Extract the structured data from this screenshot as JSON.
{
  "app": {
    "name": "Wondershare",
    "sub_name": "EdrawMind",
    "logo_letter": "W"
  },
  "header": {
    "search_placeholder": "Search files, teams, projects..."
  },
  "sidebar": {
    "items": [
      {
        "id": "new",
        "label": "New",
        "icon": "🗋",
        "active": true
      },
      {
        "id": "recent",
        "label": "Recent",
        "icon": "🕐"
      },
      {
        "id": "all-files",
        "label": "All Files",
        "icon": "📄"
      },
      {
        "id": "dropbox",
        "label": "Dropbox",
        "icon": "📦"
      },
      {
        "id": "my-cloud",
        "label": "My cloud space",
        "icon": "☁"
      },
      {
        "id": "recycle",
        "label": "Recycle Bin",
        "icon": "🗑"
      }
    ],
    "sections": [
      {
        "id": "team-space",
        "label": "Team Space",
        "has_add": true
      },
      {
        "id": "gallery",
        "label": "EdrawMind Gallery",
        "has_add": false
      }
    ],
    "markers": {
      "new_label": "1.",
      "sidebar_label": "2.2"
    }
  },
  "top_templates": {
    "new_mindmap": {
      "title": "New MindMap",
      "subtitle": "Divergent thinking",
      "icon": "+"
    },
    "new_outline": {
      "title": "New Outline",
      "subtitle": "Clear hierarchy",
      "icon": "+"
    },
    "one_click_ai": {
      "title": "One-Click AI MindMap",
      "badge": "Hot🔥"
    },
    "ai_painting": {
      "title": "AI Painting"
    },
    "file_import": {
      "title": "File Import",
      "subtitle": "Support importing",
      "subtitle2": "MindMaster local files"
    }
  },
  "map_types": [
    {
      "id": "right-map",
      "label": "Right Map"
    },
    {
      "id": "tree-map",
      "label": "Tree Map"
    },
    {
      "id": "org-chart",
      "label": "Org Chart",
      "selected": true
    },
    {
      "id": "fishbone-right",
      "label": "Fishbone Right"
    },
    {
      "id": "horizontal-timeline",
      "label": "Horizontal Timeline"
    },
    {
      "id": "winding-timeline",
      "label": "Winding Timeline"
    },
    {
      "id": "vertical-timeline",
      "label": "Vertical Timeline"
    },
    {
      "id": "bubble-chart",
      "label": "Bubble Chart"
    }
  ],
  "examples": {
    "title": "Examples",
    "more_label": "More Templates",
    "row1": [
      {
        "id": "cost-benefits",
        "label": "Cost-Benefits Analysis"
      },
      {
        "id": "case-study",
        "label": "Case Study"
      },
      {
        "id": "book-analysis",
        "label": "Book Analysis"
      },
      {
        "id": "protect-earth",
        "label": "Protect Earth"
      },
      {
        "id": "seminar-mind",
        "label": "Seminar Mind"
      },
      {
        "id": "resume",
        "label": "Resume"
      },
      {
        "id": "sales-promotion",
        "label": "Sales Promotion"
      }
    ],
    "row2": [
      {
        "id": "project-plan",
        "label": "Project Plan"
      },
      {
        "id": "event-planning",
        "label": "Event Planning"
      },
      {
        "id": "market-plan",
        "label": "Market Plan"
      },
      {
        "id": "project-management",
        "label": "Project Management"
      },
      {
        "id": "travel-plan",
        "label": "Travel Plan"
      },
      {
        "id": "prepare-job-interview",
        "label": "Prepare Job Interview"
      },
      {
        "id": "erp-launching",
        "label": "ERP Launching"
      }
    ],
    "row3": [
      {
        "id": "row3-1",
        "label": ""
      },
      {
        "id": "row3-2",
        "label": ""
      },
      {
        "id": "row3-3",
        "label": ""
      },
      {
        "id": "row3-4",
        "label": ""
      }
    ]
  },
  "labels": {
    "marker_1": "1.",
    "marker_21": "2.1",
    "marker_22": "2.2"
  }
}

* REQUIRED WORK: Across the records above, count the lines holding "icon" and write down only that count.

* WRITTEN ANSWER: 8